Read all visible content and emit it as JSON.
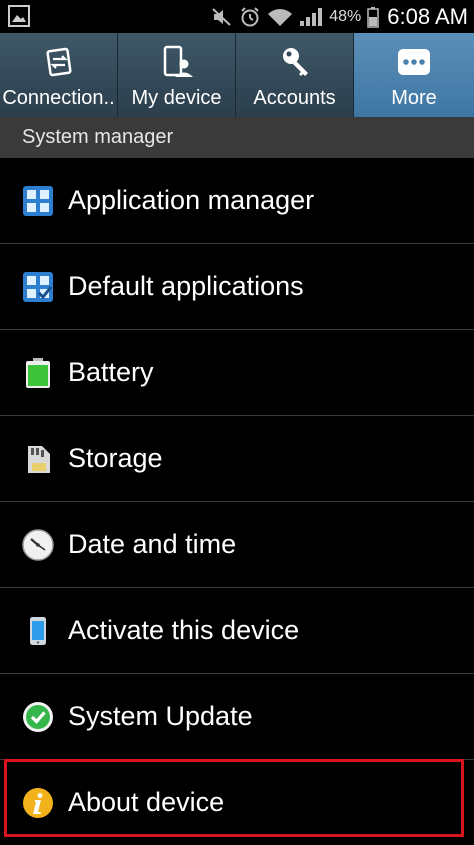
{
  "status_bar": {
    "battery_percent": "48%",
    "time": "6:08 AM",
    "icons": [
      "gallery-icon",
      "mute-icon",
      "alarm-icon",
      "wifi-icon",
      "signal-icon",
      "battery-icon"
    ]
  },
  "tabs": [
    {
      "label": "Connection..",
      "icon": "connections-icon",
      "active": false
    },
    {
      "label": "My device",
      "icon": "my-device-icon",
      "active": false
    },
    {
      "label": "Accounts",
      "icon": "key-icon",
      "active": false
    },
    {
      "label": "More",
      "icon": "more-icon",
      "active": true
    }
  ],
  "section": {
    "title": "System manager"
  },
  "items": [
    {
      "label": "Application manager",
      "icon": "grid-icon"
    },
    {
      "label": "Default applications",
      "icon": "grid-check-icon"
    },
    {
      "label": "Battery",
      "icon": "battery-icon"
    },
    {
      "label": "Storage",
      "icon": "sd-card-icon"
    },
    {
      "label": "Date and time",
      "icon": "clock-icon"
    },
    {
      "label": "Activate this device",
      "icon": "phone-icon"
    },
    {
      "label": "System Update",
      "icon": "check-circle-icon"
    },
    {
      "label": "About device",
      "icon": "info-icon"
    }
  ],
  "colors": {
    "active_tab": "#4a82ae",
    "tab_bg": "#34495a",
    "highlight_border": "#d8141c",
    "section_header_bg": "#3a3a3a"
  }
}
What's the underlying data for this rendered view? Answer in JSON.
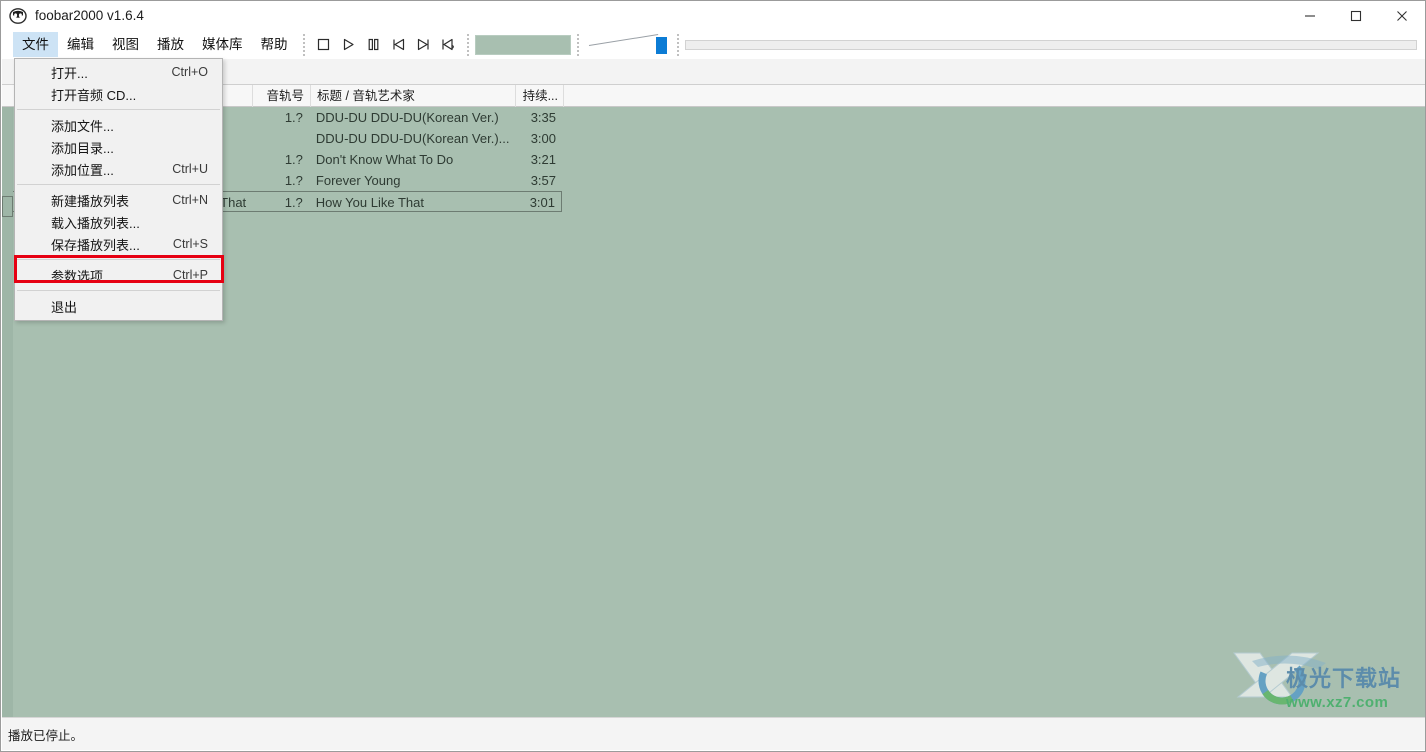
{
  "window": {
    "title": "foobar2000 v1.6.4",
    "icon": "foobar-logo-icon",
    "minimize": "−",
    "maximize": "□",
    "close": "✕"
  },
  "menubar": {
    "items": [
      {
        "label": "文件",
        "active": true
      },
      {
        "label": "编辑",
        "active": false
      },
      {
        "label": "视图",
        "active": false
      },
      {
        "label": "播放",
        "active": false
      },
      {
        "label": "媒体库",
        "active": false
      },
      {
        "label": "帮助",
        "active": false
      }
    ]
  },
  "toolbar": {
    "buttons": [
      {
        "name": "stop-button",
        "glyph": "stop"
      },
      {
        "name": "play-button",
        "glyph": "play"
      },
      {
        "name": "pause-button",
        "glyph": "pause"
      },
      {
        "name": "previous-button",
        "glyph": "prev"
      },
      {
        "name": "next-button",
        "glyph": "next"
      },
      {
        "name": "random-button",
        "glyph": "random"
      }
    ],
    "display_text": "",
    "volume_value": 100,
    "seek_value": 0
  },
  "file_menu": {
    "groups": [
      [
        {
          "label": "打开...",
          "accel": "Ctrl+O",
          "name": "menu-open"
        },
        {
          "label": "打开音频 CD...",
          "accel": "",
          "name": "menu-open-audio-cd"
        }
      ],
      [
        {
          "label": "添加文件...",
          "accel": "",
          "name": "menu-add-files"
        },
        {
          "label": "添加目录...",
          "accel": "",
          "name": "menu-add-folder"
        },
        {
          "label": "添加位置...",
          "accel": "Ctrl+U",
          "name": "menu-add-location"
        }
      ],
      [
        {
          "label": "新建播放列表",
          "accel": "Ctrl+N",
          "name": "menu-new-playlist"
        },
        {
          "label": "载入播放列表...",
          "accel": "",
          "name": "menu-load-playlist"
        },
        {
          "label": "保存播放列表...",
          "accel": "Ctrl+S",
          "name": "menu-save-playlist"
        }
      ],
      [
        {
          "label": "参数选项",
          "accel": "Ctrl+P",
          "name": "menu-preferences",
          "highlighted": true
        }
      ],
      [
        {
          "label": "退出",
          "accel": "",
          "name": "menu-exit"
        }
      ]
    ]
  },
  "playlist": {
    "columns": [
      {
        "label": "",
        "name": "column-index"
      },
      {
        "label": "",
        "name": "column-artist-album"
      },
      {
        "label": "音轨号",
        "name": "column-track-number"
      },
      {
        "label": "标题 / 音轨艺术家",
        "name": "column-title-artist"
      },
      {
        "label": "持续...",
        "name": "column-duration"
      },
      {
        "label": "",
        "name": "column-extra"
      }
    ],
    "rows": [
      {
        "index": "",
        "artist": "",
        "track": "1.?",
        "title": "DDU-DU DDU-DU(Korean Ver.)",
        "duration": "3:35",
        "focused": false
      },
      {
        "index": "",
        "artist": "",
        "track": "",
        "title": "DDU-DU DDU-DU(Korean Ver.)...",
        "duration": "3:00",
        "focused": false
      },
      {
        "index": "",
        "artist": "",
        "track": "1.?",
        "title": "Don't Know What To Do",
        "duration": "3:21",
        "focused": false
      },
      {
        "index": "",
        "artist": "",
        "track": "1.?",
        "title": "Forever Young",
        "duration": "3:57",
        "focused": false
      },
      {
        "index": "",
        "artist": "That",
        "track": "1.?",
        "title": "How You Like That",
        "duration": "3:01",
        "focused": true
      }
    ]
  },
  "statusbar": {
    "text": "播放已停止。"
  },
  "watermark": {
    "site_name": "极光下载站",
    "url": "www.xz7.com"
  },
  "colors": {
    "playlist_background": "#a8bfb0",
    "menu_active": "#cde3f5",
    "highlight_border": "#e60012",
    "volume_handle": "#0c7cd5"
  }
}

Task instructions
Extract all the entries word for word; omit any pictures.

Finished exercise
Read all visible content and emit it as JSON.
{
  "status_bar": {
    "battery_percent": "48%",
    "time": "6:08 AM",
    "icons": [
      "gallery-icon",
      "mute-icon",
      "alarm-icon",
      "wifi-icon",
      "signal-icon",
      "battery-icon"
    ]
  },
  "tabs": [
    {
      "label": "Connection..",
      "icon": "connections-icon",
      "active": false
    },
    {
      "label": "My device",
      "icon": "my-device-icon",
      "active": false
    },
    {
      "label": "Accounts",
      "icon": "key-icon",
      "active": false
    },
    {
      "label": "More",
      "icon": "more-icon",
      "active": true
    }
  ],
  "section": {
    "title": "System manager"
  },
  "items": [
    {
      "label": "Application manager",
      "icon": "grid-icon"
    },
    {
      "label": "Default applications",
      "icon": "grid-check-icon"
    },
    {
      "label": "Battery",
      "icon": "battery-icon"
    },
    {
      "label": "Storage",
      "icon": "sd-card-icon"
    },
    {
      "label": "Date and time",
      "icon": "clock-icon"
    },
    {
      "label": "Activate this device",
      "icon": "phone-icon"
    },
    {
      "label": "System Update",
      "icon": "check-circle-icon"
    },
    {
      "label": "About device",
      "icon": "info-icon"
    }
  ],
  "colors": {
    "active_tab": "#4a82ae",
    "tab_bg": "#34495a",
    "highlight_border": "#d8141c",
    "section_header_bg": "#3a3a3a"
  }
}
What's the underlying data for this rendered view? Answer in JSON.
{
  "window": {
    "title": "foobar2000 v1.6.4",
    "icon": "foobar-logo-icon",
    "minimize": "−",
    "maximize": "□",
    "close": "✕"
  },
  "menubar": {
    "items": [
      {
        "label": "文件",
        "active": true
      },
      {
        "label": "编辑",
        "active": false
      },
      {
        "label": "视图",
        "active": false
      },
      {
        "label": "播放",
        "active": false
      },
      {
        "label": "媒体库",
        "active": false
      },
      {
        "label": "帮助",
        "active": false
      }
    ]
  },
  "toolbar": {
    "buttons": [
      {
        "name": "stop-button",
        "glyph": "stop"
      },
      {
        "name": "play-button",
        "glyph": "play"
      },
      {
        "name": "pause-button",
        "glyph": "pause"
      },
      {
        "name": "previous-button",
        "glyph": "prev"
      },
      {
        "name": "next-button",
        "glyph": "next"
      },
      {
        "name": "random-button",
        "glyph": "random"
      }
    ],
    "display_text": "",
    "volume_value": 100,
    "seek_value": 0
  },
  "file_menu": {
    "groups": [
      [
        {
          "label": "打开...",
          "accel": "Ctrl+O",
          "name": "menu-open"
        },
        {
          "label": "打开音频 CD...",
          "accel": "",
          "name": "menu-open-audio-cd"
        }
      ],
      [
        {
          "label": "添加文件...",
          "accel": "",
          "name": "menu-add-files"
        },
        {
          "label": "添加目录...",
          "accel": "",
          "name": "menu-add-folder"
        },
        {
          "label": "添加位置...",
          "accel": "Ctrl+U",
          "name": "menu-add-location"
        }
      ],
      [
        {
          "label": "新建播放列表",
          "accel": "Ctrl+N",
          "name": "menu-new-playlist"
        },
        {
          "label": "载入播放列表...",
          "accel": "",
          "name": "menu-load-playlist"
        },
        {
          "label": "保存播放列表...",
          "accel": "Ctrl+S",
          "name": "menu-save-playlist"
        }
      ],
      [
        {
          "label": "参数选项",
          "accel": "Ctrl+P",
          "name": "menu-preferences",
          "highlighted": true
        }
      ],
      [
        {
          "label": "退出",
          "accel": "",
          "name": "menu-exit"
        }
      ]
    ]
  },
  "playlist": {
    "columns": [
      {
        "label": "",
        "name": "column-index"
      },
      {
        "label": "",
        "name": "column-artist-album"
      },
      {
        "label": "音轨号",
        "name": "column-track-number"
      },
      {
        "label": "标题 / 音轨艺术家",
        "name": "column-title-artist"
      },
      {
        "label": "持续...",
        "name": "column-duration"
      },
      {
        "label": "",
        "name": "column-extra"
      }
    ],
    "rows": [
      {
        "index": "",
        "artist": "",
        "track": "1.?",
        "title": "DDU-DU DDU-DU(Korean Ver.)",
        "duration": "3:35",
        "focused": false
      },
      {
        "index": "",
        "artist": "",
        "track": "",
        "title": "DDU-DU DDU-DU(Korean Ver.)...",
        "duration": "3:00",
        "focused": false
      },
      {
        "index": "",
        "artist": "",
        "track": "1.?",
        "title": "Don't Know What To Do",
        "duration": "3:21",
        "focused": false
      },
      {
        "index": "",
        "artist": "",
        "track": "1.?",
        "title": "Forever Young",
        "duration": "3:57",
        "focused": false
      },
      {
        "index": "",
        "artist": "That",
        "track": "1.?",
        "title": "How You Like That",
        "duration": "3:01",
        "focused": true
      }
    ]
  },
  "statusbar": {
    "text": "播放已停止。"
  },
  "watermark": {
    "site_name": "极光下载站",
    "url": "www.xz7.com"
  },
  "colors": {
    "playlist_background": "#a8bfb0",
    "menu_active": "#cde3f5",
    "highlight_border": "#e60012",
    "volume_handle": "#0c7cd5"
  }
}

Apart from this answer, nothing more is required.